Treasury Secretary Steven Mnuchin has repeated a widely-debunked claim that the enhanced federal unemployment benefit of $600 a week is a disincentive to work. Numerous studies have found that is not the case.
Mnuchin claimed in an interview with ABC News that "there is no question" the enhanced benefit is a disincentive to find a job in "some cases."
"We want to fix the issue where in some cases people are overpaid, and we want to make sure there's the right incentives," Mnuchin claimed as he continues to push to drastically slash the benefit from $600 to around $200 per week.
Host Martha Raddatz cited a recent Yale study that debunked his claim. The study found that the expanded benefits "neither encouraged layoffs during the pandemic's onset nor deterred people from returning to work once businesses began reopening."
"Workers facing larger expansions in unemployment insurance benefits have returned to their previous jobs over time at similar rates as others," the researchers wrote. "We find no evidence that more generous benefits disincentivize work either at the onset of the expansion or as firms looked to return to business over time. In future research, it will be important to assess whether the same results hold when states move to reopen."
Mnuchin responded that he "went to Yale" and doesn't always "agree" with the university before pointing to a "Chicago study" that found that the majority of unemployment recipients receive more from the benefit than their previous salary.

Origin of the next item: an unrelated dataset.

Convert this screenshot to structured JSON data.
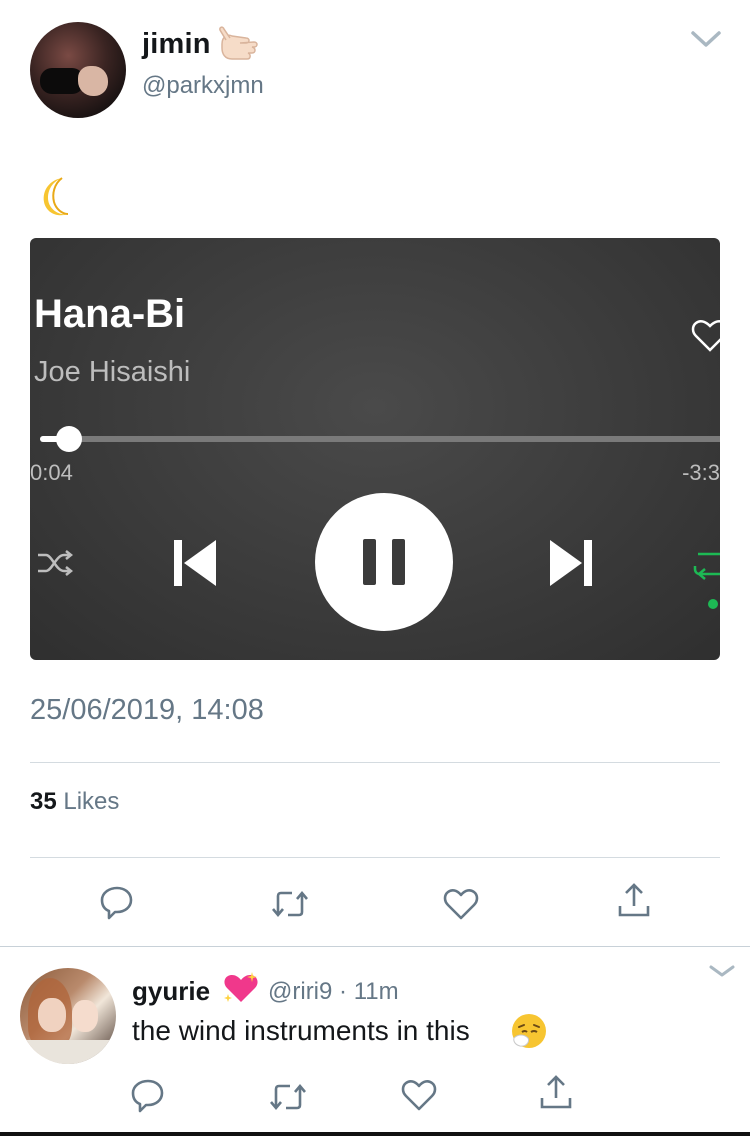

There is no question that many people get more from the benefit than their previous salaries, though multiple analyses have shown that the extra funds have helped prop up the economy amid an economic collapse and that reducing the benefit would shrink the economy and cost millions of jobs.

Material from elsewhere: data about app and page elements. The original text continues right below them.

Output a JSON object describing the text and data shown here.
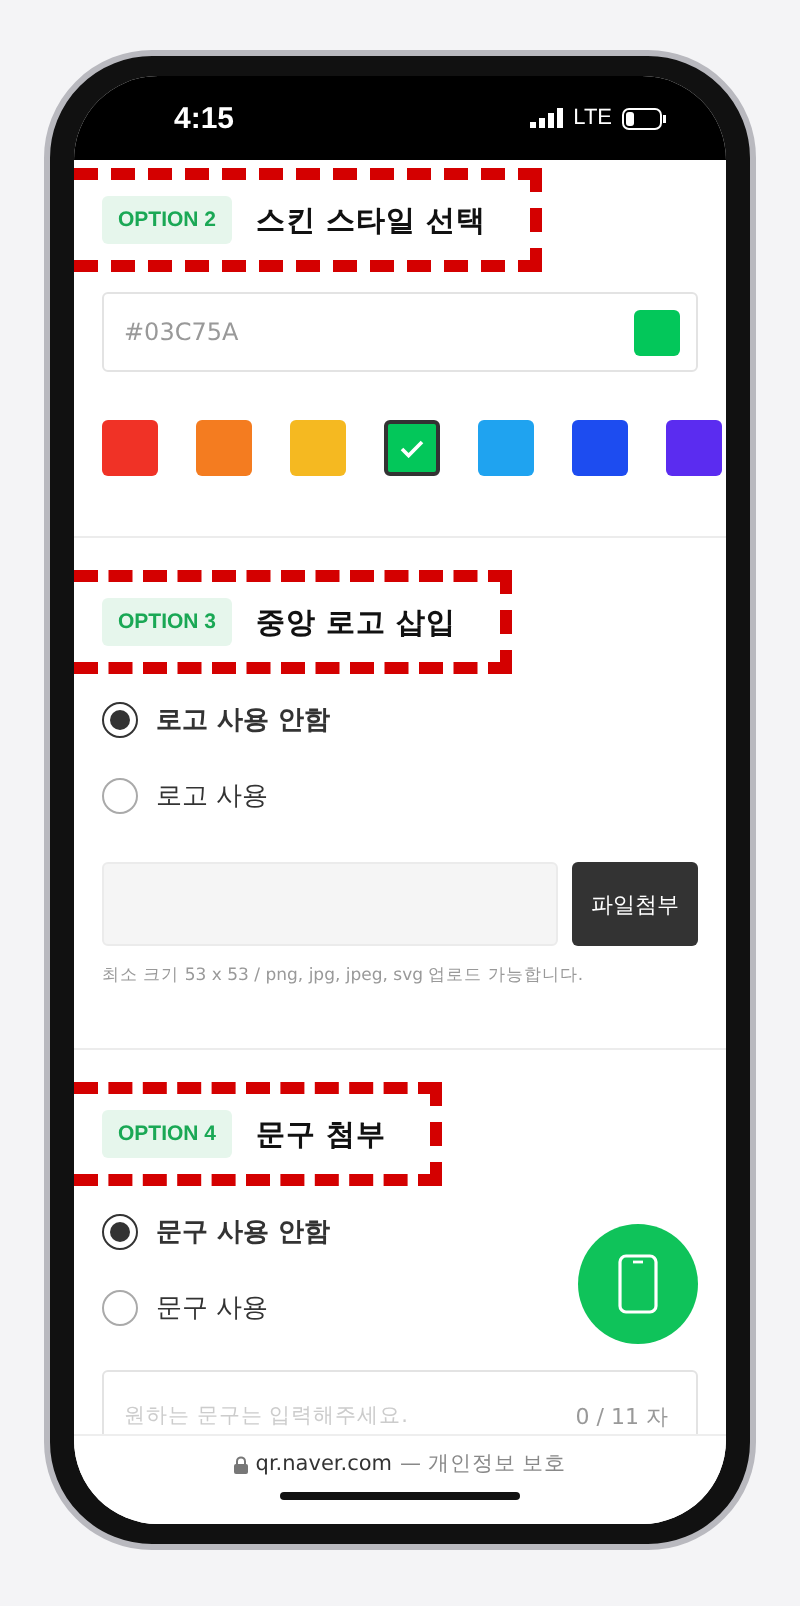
{
  "status_bar": {
    "time": "4:15",
    "network": "LTE"
  },
  "sections": [
    {
      "kind": "color",
      "badge": "OPTION 2",
      "title": "스킨 스타일 선택",
      "color_value": "#03C75A",
      "swatches": [
        {
          "color": "#f03226",
          "selected": false
        },
        {
          "color": "#f47c20",
          "selected": false
        },
        {
          "color": "#f5b921",
          "selected": false
        },
        {
          "color": "#03c75a",
          "selected": true
        },
        {
          "color": "#1fa3f0",
          "selected": false
        },
        {
          "color": "#1d4cf0",
          "selected": false
        },
        {
          "color": "#5b2cf0",
          "selected": false
        }
      ]
    },
    {
      "kind": "logo",
      "badge": "OPTION 3",
      "title": "중앙 로고 삽입",
      "options": [
        {
          "label": "로고 사용 안함",
          "selected": true
        },
        {
          "label": "로고 사용",
          "selected": false
        }
      ],
      "upload_button": "파일첨부",
      "hint": "최소 크기 53 x 53 / png, jpg, jpeg, svg 업로드 가능합니다."
    },
    {
      "kind": "phrase",
      "badge": "OPTION 4",
      "title": "문구 첨부",
      "options": [
        {
          "label": "문구 사용 안함",
          "selected": true
        },
        {
          "label": "문구 사용",
          "selected": false
        }
      ],
      "placeholder": "원하는 문구는 입력해주세요.",
      "counter": "0 / 11 자"
    }
  ],
  "address_bar": {
    "url": "qr.naver.com",
    "note": "— 개인정보 보호"
  }
}
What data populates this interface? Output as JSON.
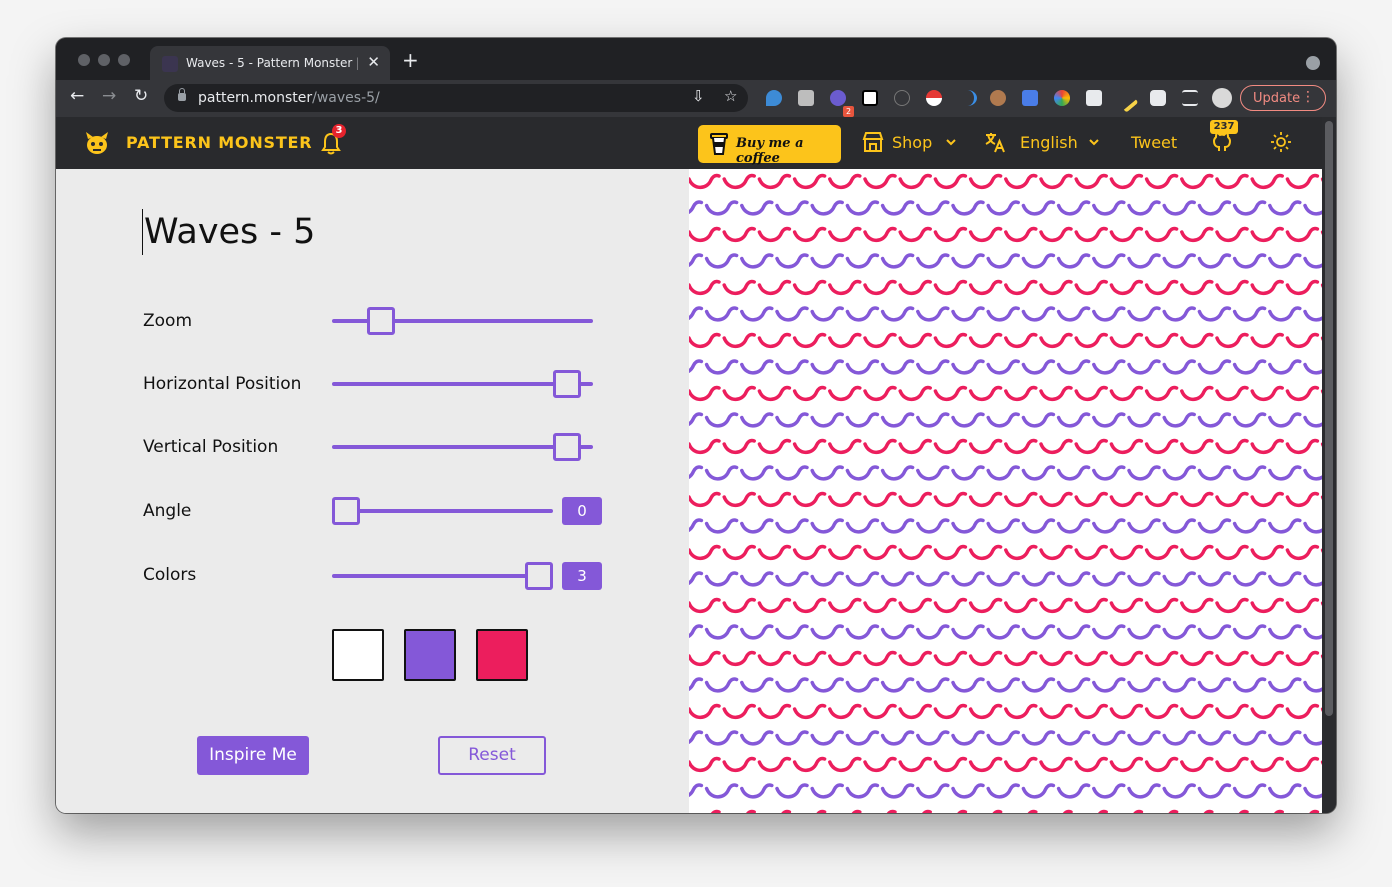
{
  "browser": {
    "tab_title": "Waves - 5 - Pattern Monster | S",
    "url_host": "pattern.monster",
    "url_path": "/waves-5/",
    "extension_badge": "2",
    "update_label": "Update"
  },
  "header": {
    "brand": "PATTERN MONSTER",
    "notification_count": "3",
    "coffee_label": "Buy me a coffee",
    "shop_label": "Shop",
    "language_label": "English",
    "tweet_label": "Tweet",
    "github_stars": "237"
  },
  "pattern": {
    "title": "Waves - 5",
    "controls": {
      "zoom": {
        "label": "Zoom",
        "value": 0.15
      },
      "horizontal": {
        "label": "Horizontal Position",
        "value": 0.95
      },
      "vertical": {
        "label": "Vertical Position",
        "value": 0.95
      },
      "angle": {
        "label": "Angle",
        "value": "0"
      },
      "colors": {
        "label": "Colors",
        "value": "3"
      }
    },
    "swatches": [
      "#ffffff",
      "#8458d8",
      "#ec1e5d"
    ],
    "inspire_label": "Inspire Me",
    "reset_label": "Reset"
  },
  "colors": {
    "accent": "#8458d8",
    "brand_yellow": "#fcc41b",
    "wave_pink": "#ec1e5d",
    "wave_purple": "#8458d8"
  }
}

The study that Mnuchin cited did not even claim to answer the question of whether the additional money was actually a disincentive to work. But study after study has found that it has not affected businesses' ability to bring back workers.
A study by the Chicago Federal Reserve found that laid-off workers receiving the generous unemployment boost "search more than twice as intensely as those who have exhausted their benefits."
Another study by researchers at the New York Federal Reserve and the University of Pennsylvania found that job vacancies declined by 64% during the crisis but "employers did not experience greater difficulty finding applicants for their vacancies after the CARES Act, despite the large increase in unemployment benefits."
A study published by the National Bureau of Economic Research likewise found no evidence of Mnuchin's claim.
"States with more generous unemployment insurance benefits had milder declines and faster recoveries," the study said. "We find no evidence that high UI replacement rates drove job losses or slowed rehiring."
Arindrajit Dube, an economist at the University of Massachusetts, found that "there is no clear indication that [enhanced benefits] had an impact on the employment in the data through late July."
Ernie Tedeschi, a former Treasury Department economist, found "no evidence of any effect on labor market flows from more generous UI in May and June."
Democrats slammed Mnuchin for recycling a debunked talking point to defend a proposed 66% federal unemployment cut.
"Inflicting suffering on tens of millions of Americans by cutting unemployment benefits because of an anecdotal 'some cases' argument that has been refuted again and again by studies of actual data is a stupid way to make policy," said Rep. Don Beyer, D-Va., a member of the House Ways and Means Committee.